Proponents of school choice frequently claim that competition with charters (and vouchers) will cause public schools to improve as they fight for “customers.” That is the way it works in the business world, so it should work in education, so they say.


Here is a comment by a Florida teacher who explains what happens in the real world:


As a public school teacher, I am enraged at our situation in Florida. Just this year we lost more than 300 students to a local charter chain (the nearby Academica). Because of this they relocated 16 teachers, closed the third floor, and the library is closed for the students with no librarian. I called around to neighboring schools and the situation is just as bad at other schools.

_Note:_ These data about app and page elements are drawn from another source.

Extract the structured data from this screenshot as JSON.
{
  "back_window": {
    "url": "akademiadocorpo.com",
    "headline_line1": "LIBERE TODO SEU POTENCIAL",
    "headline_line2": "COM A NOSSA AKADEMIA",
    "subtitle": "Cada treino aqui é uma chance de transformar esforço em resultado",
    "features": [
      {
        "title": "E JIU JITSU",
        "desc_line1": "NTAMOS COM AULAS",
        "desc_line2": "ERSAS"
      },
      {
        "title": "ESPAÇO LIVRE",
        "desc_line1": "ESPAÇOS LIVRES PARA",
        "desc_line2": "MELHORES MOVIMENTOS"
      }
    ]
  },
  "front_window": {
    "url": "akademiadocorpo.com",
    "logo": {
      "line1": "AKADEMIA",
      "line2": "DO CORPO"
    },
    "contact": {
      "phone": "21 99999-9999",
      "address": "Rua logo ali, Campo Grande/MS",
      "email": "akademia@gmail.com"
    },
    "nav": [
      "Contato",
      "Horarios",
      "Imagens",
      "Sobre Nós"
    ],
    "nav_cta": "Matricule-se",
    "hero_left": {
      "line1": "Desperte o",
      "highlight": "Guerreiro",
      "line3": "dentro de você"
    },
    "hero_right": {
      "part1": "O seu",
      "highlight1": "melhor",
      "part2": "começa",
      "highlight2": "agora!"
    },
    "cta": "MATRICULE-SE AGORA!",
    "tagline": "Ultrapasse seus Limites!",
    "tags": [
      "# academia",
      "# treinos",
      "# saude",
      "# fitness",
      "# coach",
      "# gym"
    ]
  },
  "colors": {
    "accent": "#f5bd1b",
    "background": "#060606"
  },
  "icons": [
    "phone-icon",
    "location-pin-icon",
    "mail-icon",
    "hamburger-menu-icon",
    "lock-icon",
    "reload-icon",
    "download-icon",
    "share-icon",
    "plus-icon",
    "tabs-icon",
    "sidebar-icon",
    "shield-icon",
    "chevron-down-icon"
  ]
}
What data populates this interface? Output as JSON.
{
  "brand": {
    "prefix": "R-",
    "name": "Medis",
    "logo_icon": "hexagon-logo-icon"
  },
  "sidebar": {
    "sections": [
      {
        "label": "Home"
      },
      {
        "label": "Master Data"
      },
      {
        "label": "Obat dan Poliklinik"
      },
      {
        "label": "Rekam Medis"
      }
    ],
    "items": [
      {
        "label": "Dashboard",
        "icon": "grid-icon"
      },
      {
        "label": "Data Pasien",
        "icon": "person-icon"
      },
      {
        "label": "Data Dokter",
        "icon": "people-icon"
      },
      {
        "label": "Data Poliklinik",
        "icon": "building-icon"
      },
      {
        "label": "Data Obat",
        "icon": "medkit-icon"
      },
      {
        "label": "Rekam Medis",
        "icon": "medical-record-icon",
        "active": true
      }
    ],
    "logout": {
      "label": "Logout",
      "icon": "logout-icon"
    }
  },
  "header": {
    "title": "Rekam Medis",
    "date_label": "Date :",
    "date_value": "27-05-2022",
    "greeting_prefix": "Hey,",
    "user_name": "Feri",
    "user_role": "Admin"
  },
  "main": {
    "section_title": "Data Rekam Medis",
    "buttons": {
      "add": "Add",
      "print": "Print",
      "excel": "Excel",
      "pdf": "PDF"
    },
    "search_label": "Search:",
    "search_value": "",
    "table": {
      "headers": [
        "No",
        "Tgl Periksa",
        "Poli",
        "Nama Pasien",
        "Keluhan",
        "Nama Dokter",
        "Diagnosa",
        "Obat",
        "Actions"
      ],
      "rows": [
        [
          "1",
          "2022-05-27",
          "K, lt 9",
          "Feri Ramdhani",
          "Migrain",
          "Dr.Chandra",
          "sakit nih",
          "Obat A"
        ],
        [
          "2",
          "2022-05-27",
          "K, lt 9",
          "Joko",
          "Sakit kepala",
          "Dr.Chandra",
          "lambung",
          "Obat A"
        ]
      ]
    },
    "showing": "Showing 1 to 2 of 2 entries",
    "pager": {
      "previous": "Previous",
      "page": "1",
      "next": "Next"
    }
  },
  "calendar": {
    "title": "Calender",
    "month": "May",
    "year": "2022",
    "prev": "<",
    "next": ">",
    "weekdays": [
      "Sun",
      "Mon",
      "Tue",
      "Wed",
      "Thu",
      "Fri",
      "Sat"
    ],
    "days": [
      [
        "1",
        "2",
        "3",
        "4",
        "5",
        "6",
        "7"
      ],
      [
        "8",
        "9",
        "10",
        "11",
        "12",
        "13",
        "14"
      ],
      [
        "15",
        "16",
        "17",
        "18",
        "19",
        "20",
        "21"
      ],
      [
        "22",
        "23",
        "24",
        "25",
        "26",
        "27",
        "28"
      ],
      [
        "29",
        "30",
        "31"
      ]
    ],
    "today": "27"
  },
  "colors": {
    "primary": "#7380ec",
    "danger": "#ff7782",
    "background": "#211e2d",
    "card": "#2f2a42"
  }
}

Now I am stuck in a room of 40 or so students in which 20% barely speak english and I have major behavioral problems that charters don’t have to deal with. How much longer can we stand for this? Has the democratic party abandoned its union interests? It is time for real “Systemic Reform” that works.


Read more about the for-profit Academica charter chain here, in a post by Jersey Jazzman.